Version Data Lakes, Declarative DAGs and shared SQL stuff with SQLPad.
Data will power every piece of our existence in the near future. I collect “Data Points” to help understand this future.
If you want to support this, please share it on Twitter, LinkedIn, or Facebook.
The three data points for today are next-gen data lakes with lakeFS, declarative DAGs with boundary-layer, and fast data engineer onboarding with SQLPad.
1 LakeFS, versioning and branching data
lakeFS is a tool that provides a layer on top of your AWS S3 or GCS data lake. It allows automatic versioning and branching of your data. The team provides lots of best practices, e.g. showing how to set up a data mesh using lakeFS. It’s open-source and evolves pretty fast, so I suggest you take a look at it!
I suggest you first take a look at the docs which are really well written, and then head over to the blog post about data quality and finally maybe take a look at how to use lakeFS with apache airflow.
DAGs or directed acyclic graphs have become the concept data scientists and data engineers use alike in their data pipelines. A data pipeline represented by a DAG usually contains both a “graph” meaning steps and the logic chaining them together, and the possibly complex transformation logic inside the steps.
This violates the “Single Layer of Abstraction” principle and thus makes DAGs really hard to understand. In the “Composed Method” developers aim to provide code on the same “level”. Since DAGs often contain two separate levels or more, this can be solved by extracting one of the other. Declarative DAG tools aim to do just that, and the DAG tool from Etsy seems to be most promising. It’s built for Apache Airflow DAGs, and allows a YAML DAG declaration for the step logic. The YAML then compiles down to an Apache Airflow DAG.
Fwiw, of course, the composed method can be used in a normal Python DAG using plain old python. The benefit of declarative DAG tools is that they enforce this method, not that they are the only way to do it.
I remember being set up as a data guy. Get some SQL editor, asking someone to tell me the connection strings I needed, getting to know the databases etc. When working on a ticket I usually had to hack together completely new SQL.
But versioning & configuring connections and SQL is actually really easy! And having a nice looking UI + be able to share credentials etc. speeds up development quite a bit. I’ve been using SQLPad for querying and simple visualizations for quite some time and enjoyed it…
You can use a combination of versioned & seed connections to have both a versioned set of data as well as a “custom set” for each developer if needed.
I simply like to use SQLPad as a local SQL editor run inside docker with versioned connections + queries that can be shared with the team. But you can of course also deploy SQLPad and put the data onto some persistent storage.
In other news

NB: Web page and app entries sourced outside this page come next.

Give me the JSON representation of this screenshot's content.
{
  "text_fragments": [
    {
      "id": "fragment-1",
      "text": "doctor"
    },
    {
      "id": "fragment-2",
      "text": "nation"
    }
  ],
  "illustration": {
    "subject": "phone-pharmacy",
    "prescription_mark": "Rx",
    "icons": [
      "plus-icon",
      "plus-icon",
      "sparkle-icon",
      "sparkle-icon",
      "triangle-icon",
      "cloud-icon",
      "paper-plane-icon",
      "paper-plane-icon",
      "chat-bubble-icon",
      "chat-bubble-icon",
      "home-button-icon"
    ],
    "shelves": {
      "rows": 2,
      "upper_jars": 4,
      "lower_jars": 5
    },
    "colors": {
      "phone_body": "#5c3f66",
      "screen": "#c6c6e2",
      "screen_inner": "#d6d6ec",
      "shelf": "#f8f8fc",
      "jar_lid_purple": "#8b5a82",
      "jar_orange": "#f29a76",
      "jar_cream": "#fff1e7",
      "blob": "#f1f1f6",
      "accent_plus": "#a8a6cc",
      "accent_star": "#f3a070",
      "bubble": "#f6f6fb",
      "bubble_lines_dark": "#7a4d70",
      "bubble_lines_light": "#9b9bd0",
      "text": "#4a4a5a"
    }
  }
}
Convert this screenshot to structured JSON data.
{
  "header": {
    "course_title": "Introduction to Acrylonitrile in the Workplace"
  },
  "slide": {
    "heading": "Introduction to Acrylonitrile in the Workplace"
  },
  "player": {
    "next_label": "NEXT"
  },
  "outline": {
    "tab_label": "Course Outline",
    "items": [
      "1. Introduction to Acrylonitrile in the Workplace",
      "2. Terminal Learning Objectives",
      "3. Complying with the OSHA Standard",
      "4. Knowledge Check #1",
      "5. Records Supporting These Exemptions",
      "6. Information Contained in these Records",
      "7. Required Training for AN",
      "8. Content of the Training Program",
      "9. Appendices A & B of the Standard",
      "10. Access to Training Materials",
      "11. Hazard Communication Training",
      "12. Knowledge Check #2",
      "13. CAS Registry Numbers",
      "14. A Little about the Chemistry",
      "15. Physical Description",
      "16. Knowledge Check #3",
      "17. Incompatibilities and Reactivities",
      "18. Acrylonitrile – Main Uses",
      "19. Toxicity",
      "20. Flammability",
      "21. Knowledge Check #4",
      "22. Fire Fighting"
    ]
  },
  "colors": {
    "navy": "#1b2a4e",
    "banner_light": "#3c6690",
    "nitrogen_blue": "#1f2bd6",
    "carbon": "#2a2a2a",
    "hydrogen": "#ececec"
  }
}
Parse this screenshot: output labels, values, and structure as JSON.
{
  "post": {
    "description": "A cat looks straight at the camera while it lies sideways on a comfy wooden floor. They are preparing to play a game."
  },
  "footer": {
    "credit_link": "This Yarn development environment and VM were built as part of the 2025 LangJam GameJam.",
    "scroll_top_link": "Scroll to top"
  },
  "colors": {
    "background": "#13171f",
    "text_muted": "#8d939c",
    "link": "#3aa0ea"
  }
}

P.S.: I share things that matter, not the most recent ones. I share books, research papers, and tools. I try to provide a simple way of understanding all these things. But I tend to be opinionated. But you can always hit the unsubscribe button!